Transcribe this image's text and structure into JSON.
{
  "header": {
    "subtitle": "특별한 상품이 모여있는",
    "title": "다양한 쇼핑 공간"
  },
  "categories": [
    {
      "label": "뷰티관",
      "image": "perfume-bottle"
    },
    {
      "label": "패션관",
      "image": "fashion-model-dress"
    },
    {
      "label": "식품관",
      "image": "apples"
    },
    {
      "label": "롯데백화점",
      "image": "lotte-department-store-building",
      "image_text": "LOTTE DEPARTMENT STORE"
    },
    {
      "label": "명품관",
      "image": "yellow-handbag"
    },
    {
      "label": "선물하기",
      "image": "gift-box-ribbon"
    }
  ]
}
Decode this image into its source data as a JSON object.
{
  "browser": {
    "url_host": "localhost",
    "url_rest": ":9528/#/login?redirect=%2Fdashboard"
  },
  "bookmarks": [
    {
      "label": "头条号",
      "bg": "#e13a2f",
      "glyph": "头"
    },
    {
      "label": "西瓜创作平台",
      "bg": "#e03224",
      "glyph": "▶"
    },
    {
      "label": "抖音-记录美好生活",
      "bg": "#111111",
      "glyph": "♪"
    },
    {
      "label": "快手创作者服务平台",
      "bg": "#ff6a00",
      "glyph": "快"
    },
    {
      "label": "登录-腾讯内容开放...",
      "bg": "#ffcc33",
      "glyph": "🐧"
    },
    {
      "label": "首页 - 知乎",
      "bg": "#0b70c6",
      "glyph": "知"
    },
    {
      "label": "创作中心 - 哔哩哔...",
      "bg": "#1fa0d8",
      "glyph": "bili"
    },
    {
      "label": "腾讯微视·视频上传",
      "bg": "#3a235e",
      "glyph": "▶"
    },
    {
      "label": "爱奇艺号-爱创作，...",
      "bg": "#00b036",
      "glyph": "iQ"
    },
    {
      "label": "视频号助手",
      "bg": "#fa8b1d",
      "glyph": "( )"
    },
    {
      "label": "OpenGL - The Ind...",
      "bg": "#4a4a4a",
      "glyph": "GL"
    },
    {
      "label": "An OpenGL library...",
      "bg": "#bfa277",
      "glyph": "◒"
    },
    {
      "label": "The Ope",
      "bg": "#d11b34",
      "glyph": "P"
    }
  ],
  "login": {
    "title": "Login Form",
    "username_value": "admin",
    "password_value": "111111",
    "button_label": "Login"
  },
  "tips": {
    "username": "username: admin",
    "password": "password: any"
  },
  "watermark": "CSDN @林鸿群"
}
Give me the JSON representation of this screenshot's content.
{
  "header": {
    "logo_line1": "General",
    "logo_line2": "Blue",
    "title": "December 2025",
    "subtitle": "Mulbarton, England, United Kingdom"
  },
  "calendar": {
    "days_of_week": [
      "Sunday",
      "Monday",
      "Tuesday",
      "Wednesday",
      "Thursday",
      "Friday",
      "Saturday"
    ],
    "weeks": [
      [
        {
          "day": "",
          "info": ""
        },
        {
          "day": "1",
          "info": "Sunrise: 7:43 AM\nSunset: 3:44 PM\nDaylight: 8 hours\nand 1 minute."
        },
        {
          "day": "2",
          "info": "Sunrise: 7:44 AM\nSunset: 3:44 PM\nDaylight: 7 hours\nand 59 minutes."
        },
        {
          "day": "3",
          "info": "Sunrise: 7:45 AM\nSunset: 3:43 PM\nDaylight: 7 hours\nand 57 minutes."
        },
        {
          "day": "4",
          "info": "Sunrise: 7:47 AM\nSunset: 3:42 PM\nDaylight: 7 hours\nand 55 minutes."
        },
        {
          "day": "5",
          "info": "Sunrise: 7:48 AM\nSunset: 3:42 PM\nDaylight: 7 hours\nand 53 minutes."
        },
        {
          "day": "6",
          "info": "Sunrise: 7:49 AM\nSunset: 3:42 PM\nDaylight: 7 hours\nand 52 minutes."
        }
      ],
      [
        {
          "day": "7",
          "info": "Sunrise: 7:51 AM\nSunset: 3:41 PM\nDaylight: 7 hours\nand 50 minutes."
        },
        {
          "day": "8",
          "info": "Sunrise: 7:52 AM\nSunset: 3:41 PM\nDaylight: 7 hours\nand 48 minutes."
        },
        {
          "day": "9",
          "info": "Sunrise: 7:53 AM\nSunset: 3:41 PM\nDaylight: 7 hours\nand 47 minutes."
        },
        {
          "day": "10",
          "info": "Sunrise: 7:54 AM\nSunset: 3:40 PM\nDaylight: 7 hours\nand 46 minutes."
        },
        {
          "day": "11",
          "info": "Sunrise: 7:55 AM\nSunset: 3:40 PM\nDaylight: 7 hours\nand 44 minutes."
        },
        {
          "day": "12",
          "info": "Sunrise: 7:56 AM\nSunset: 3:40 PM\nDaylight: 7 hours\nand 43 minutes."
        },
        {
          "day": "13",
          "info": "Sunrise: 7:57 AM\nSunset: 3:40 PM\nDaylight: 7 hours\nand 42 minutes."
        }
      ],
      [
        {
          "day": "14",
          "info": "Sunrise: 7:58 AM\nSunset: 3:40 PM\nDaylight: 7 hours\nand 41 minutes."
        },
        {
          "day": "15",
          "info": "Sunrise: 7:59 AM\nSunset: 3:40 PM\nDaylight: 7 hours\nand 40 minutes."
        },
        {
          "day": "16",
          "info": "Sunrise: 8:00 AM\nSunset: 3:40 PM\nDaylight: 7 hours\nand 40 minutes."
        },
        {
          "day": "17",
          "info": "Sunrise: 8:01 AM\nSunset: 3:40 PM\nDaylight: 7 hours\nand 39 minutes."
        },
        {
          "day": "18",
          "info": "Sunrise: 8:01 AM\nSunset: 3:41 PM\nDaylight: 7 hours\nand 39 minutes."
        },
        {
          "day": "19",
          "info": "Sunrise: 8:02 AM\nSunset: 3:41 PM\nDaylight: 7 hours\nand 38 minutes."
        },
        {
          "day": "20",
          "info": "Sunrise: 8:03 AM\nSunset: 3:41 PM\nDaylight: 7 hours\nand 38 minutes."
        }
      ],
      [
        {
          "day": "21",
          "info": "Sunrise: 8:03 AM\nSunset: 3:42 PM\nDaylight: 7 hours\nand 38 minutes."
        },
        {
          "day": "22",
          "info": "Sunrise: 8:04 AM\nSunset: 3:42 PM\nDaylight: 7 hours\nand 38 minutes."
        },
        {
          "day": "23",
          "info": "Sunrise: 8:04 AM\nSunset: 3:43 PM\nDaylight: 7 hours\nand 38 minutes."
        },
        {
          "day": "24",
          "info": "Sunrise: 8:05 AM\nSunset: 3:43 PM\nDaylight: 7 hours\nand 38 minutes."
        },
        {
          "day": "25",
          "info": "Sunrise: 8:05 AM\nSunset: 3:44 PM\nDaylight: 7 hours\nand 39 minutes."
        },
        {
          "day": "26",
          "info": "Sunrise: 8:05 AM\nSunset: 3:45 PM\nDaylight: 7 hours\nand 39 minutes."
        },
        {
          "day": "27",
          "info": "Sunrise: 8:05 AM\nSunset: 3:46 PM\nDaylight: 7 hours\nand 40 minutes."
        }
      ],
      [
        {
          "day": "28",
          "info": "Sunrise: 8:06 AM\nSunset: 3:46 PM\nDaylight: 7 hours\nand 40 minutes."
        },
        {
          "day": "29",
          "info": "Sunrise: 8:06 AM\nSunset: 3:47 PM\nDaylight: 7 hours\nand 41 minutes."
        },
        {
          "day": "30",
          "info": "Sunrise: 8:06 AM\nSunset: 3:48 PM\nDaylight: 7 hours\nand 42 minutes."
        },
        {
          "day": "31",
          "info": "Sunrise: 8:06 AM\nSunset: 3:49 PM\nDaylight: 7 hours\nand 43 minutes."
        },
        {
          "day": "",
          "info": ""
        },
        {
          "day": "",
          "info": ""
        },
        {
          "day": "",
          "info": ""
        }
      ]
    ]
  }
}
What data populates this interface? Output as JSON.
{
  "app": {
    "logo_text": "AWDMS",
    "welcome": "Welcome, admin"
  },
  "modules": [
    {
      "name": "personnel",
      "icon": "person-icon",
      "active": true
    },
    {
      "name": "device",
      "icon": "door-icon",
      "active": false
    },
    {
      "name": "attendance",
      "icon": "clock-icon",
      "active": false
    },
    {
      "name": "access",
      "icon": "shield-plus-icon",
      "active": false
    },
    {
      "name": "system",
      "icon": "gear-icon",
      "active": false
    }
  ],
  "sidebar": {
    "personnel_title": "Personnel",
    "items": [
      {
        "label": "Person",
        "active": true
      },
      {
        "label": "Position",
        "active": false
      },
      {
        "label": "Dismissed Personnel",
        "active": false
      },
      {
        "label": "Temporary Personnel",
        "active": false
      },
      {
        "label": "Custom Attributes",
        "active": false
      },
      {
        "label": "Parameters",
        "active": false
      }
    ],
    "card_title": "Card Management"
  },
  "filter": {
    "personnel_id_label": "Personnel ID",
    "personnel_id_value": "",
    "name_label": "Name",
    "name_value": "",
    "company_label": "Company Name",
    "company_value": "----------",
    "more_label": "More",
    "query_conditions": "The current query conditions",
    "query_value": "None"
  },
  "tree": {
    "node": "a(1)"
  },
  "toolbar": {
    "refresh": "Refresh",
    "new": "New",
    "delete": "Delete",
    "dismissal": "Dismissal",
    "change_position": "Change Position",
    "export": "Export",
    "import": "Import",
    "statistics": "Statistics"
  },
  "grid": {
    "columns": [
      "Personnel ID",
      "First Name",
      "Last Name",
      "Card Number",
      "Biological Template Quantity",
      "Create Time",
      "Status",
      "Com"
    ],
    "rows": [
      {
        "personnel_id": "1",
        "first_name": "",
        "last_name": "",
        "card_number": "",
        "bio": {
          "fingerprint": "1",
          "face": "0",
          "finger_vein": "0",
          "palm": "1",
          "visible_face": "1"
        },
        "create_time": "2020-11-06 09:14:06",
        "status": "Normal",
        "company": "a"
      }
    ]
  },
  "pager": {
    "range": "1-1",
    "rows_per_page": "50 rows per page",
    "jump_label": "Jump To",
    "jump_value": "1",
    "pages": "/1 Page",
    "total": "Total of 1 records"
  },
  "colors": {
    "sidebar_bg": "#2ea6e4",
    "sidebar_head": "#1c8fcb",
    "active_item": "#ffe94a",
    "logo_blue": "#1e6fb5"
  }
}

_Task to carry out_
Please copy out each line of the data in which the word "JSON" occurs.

_Response_
Transcribe this image's text and structure into JSON.
Decode this image into its source data as a JSON object.
Give me the JSON representation of this screenshot's content.
What data populates this interface? Output as JSON.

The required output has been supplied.